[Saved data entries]
━━━━━━━━━━
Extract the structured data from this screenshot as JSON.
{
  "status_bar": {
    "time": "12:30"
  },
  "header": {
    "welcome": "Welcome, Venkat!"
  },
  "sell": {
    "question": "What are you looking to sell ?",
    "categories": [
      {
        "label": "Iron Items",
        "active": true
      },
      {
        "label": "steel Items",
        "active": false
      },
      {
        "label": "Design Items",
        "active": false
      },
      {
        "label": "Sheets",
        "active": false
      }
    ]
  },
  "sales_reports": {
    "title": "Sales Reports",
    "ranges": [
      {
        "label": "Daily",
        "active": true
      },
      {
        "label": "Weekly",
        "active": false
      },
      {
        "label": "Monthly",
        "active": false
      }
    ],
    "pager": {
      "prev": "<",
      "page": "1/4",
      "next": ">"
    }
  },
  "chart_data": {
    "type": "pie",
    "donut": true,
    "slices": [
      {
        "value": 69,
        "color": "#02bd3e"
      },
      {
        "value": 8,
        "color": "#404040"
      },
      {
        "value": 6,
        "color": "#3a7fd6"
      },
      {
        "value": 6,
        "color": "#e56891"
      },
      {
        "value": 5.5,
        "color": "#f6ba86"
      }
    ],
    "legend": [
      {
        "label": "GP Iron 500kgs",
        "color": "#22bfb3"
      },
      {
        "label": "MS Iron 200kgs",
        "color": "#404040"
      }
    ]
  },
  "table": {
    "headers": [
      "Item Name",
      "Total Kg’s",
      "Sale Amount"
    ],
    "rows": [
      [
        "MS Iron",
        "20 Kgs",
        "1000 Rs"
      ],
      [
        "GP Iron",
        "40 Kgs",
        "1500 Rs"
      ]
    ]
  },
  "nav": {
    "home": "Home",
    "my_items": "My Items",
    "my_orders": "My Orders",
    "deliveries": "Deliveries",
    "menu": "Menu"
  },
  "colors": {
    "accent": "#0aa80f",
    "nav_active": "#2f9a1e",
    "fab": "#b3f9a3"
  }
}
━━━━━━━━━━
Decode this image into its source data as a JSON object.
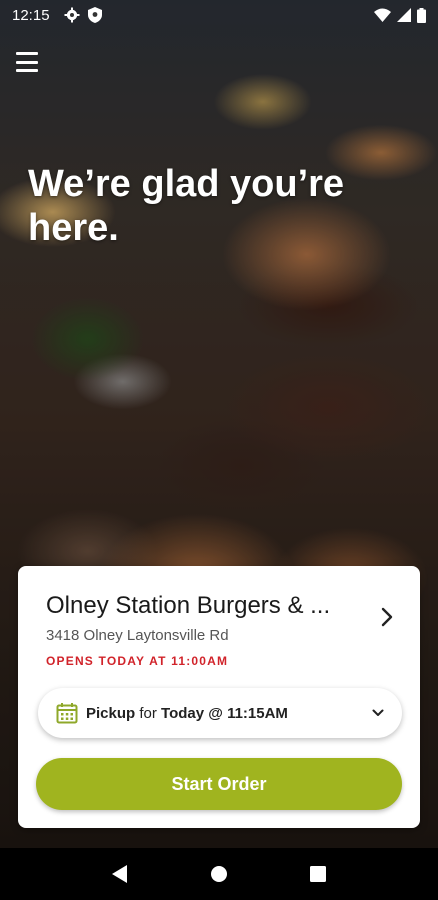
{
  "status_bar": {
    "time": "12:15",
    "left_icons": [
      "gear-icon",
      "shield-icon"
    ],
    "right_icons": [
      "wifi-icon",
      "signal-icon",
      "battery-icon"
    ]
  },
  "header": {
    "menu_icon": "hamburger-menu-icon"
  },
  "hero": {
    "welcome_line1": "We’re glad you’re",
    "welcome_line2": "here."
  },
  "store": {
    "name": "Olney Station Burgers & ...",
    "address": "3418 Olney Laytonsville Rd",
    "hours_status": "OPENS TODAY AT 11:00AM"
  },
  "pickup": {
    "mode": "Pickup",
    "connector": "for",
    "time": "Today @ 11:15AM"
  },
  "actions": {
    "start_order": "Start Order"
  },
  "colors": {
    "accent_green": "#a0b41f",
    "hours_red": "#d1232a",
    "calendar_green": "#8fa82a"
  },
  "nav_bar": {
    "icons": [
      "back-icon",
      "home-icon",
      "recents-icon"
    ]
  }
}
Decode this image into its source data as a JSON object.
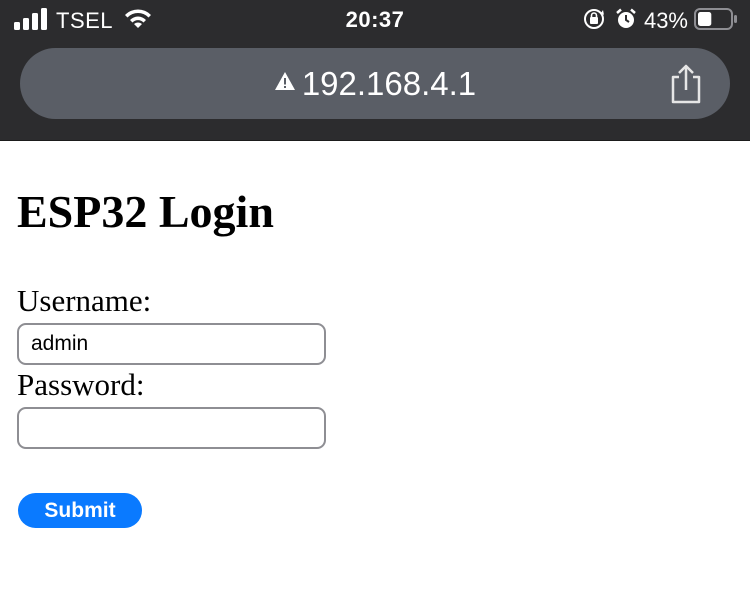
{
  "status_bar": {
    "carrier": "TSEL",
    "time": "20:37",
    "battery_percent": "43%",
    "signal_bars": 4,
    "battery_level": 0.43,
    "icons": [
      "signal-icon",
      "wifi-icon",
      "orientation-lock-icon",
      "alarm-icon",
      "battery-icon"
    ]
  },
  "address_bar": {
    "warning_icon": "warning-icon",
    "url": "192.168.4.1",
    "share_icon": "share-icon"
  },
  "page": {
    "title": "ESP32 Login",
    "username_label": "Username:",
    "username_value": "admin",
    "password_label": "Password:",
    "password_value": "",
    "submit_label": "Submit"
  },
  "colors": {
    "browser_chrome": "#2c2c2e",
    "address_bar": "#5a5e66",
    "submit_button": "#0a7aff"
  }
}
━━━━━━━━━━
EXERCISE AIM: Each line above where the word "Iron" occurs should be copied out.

RESPONSE BOX:
        "label": "Iron Items",
        "label": "GP Iron 500kgs",
        "label": "MS Iron 200kgs",
        "MS Iron",
        "GP Iron",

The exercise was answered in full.